Springfield has inadvertently, somewhat surrounded its older downtown area with homeless shelters and social service organizations, adversely affecting commerce. What does this have to do with Seattle? I read somewhere of a proposal for inexpensive housing downtown, and I occasionally read about ongoing concerns about the homeless situation. I thought it might be wise to take a lesson from my hometown before the situation becomes untenable.
The northern central part of town has a few shelters around 5th and 11th streets. A church across the street from the library at 7th and Capitol feeds lunch to the homeless. I frequently saw people standing in line on the steps leading down to a side basement door. On 9th street just a few blocks east of the historic district is the Illinois Workforce Development center. The line at that door is always long just before the office opens.
Shelters and other non-profit support organizations for the homeless seem to surround the older east side of town, where several hotels and tourist attractions are located. It almost seems like the convenience of equally short distances between the various shelters were designed for the throng of homeless to greet tourists and history class high school students visiting the Abraham Lincoln Presidential Library and Museum.
Low property and lease costs made many areas attractive to non-profits and government social services. The area became further blighted as merchants lost customers and conflicts with homeless people increased and more frequently required police intervention.
Ultimately many businesses migrated to the outer west side of town, leaving a wake of abandoned commercial space and blighted property. City-Data.com lists White Oaks Mall on the west side as one of Springfield's six tourist attractions. Even the YMCA moved out to the west side of town.
Low income housing attracts predatory lenders, rent-to-own businesses and pawn shops. Google Map searching with keywords Payday Title Loan in any city will show a density of landmarks surrounding areas to avoid.
A story a while back about low income housing proposals for downtown Seattle inspired me to write this article. I thought it was selfish to think the goal might be to keep wages low for the service employees working there instead of raising their standard of living, but even more hazardous might be future loss of business is if homeless shelters and services are not planned with care for the long-term.

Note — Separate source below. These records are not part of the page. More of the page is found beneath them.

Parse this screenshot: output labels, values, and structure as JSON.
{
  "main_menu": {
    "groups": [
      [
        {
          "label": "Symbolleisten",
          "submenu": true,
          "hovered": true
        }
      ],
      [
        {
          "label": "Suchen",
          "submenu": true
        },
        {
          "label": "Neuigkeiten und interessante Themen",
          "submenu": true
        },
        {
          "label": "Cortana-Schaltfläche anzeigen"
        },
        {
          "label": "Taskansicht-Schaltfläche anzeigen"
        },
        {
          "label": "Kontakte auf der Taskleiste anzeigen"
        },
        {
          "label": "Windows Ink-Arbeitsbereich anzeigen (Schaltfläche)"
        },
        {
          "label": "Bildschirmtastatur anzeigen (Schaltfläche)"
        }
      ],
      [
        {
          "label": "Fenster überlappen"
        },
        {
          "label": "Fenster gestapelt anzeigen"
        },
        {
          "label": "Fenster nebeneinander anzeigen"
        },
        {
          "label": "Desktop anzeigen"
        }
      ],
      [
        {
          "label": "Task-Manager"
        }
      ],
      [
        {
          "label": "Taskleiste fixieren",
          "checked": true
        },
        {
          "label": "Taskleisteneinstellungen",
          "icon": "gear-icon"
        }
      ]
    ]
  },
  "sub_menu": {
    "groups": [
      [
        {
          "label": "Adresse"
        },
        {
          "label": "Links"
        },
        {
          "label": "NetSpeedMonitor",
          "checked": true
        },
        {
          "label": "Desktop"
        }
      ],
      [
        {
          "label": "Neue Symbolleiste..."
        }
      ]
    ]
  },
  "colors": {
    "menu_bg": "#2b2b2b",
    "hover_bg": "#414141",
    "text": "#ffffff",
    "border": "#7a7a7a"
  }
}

But Springfield, Illinois is nothing at all like Seattle. Apples and oranges and whatnot. Right?